Cody Johnson poured a lot of hard work into his latest album, Ain't Nothin' to It. The project is being released in an unprecedented partnership with Warner Bros. and his own CoJo Records, after Johnson made it clear that he was going to make his own music on his own terms.
"Due to the fact that it was recorded independently before we made our merger with Warner, I wanted this album to be out in October," Johnson told PopCulture.com. "Whenever the album was finished, we felt like we had a good enough product, my manager Howie [Edelman] really honestly was the flag flyer on this deal. He's like, 'We should shop this around.' And I said, 'Man, I'm not gonna give somebody a piece of a pie they didn't help me make.' That was my attitude."
Ultimately, other people on Johnson's team convinced him his record, which was his seventh, was good enough to begin discussing with record labels – with a few stipulations.
"I said, 'Look man, if you're wanting to do this, let's go shop it. You know how I feel about keeping my masters and my publishing, and my creative control. And I'm not gonna discuss my image, that's non-negotiable. I'm not taking my hat off to try to please the powers at be.' And God had a funny way of working, because we wound up with a 50-50 groundbreaking deal with Warner."
Already Johnson, who had a busy touring schedule in his native Texas and beyond while still an independent artist, is seeing how being part of a record label can help his career, and expects much more now that Ain't Nothin' to It is out.
"I think that now looking back, this album would not have near the exposure, it wouldn't have near the intensity, and the drive behind it [without a label], Johnson conceded. "And that was the part of the deal that we really needed them for. We need you, not for tour dates, not for other things. We need you to use your power for what we lack in.
"And in turn, we've been able to kind of really work with them and show them some things on our touring side – how it worked for us," he continued. "It's been such a great, great relationship and a great partnership. I really feel like this album is gonna go light years ahead of what it was with them behind it."
Johnson had several careers, including as a rodeo professional and prison guard, before devoting himself to music full-time – a choice he might have never made without his wife, Brandi.
"She's it," Johnson boasted. "She's what turned my life around. When I met her I was a really, really fouled up young man. I thought that I was just supposed to be a bad-ass for the rest of my life, and I had an ego about a mile wide. And she broke it down in a really good way.

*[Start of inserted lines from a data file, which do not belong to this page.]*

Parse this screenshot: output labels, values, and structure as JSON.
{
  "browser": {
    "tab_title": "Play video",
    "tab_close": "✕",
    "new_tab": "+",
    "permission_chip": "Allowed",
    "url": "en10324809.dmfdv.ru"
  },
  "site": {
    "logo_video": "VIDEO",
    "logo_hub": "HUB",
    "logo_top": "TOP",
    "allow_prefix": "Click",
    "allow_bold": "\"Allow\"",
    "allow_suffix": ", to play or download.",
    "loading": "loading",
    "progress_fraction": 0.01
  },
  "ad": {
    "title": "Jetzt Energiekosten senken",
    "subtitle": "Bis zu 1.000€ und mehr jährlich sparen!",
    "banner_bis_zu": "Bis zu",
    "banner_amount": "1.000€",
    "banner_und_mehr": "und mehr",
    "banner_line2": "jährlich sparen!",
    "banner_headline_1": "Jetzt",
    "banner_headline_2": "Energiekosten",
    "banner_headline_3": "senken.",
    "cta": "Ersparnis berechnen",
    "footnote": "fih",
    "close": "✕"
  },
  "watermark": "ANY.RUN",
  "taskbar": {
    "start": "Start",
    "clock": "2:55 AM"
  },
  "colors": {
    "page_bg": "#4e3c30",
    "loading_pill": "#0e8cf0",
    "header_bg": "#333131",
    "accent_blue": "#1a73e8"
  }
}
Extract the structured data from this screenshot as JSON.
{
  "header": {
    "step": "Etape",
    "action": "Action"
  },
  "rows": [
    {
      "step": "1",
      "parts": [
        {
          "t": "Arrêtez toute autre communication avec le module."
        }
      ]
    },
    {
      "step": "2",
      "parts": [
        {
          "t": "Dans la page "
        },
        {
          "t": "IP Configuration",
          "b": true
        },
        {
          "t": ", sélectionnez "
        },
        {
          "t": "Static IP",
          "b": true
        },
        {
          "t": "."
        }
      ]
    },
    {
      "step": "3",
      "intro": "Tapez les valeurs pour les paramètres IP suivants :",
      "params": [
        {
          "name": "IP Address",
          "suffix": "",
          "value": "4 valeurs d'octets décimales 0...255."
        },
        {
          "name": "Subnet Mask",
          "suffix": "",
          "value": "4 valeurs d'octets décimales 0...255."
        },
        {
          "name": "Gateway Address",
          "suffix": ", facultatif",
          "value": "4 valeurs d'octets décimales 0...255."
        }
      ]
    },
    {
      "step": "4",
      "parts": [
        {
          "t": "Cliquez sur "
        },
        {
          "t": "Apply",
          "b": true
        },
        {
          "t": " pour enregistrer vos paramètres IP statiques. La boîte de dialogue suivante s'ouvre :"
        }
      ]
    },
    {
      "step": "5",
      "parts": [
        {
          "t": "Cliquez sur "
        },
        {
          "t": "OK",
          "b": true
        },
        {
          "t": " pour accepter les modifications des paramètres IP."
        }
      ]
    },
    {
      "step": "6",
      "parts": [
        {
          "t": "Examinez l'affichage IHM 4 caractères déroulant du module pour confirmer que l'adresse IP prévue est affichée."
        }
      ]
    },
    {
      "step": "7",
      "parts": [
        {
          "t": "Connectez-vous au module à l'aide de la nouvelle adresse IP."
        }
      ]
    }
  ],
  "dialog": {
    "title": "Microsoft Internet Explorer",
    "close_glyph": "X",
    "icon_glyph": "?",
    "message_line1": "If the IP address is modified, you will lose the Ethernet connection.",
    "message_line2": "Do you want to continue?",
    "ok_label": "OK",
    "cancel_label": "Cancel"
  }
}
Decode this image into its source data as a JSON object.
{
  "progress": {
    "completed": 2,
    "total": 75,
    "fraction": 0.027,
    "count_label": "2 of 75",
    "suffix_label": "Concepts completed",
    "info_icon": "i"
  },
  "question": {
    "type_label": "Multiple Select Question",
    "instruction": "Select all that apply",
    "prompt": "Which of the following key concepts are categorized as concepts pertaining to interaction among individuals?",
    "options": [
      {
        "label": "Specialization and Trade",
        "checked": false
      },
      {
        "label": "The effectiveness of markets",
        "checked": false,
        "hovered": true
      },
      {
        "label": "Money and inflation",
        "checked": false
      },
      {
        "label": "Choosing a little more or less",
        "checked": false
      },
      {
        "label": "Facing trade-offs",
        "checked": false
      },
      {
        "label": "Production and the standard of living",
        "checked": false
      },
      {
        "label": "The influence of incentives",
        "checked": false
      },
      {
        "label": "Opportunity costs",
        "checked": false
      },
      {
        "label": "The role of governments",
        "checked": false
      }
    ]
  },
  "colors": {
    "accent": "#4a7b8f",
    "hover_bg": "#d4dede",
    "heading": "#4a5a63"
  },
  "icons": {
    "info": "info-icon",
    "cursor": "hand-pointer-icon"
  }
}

Just when I met her, the night I met her I knew that that's the woman that I'm supposed to spend the rest of my life with. And I also knew that I wasn't gonna be able to do it living the way I was living. Not because she asked me to change, I just respected her that much. I knew that all of my B.S. was done.
"And she believes in me like I don't," he continued. "I met her and my manager Howie around the same time, and they both had more belief in me at the time than I did. And it really helped shape me into the man I am. I've still got a long way. I ain't perfect. I mean, by no means am I a perfect husband or a perfect guy. But she's made me better."
It was Brandi who convinced Johnson to focus on music, quitting school and taking on two jobs so he devote himself fully to his music career.
"She's been with me every step of the way,' Johnson said. "And it's really encouraging.
Johnson, who is also the proud father to two young girls, might be spending most of the next few months on the road, supporting Ain't Nothin' to It, but his wife and children will always be his first priority.
"If it came down to all the money, and all the crowds, and all the music, and all the what could be a very successful career – if it came to them or that, I'd pick them," Johnson stated. "No doubt. I'd rather be poor with my family than rich without them."0comments
Purchase Ain't Nothin' to It at Johnson's official website.
Photo Credit: Getty Images:/Nicholas Hunt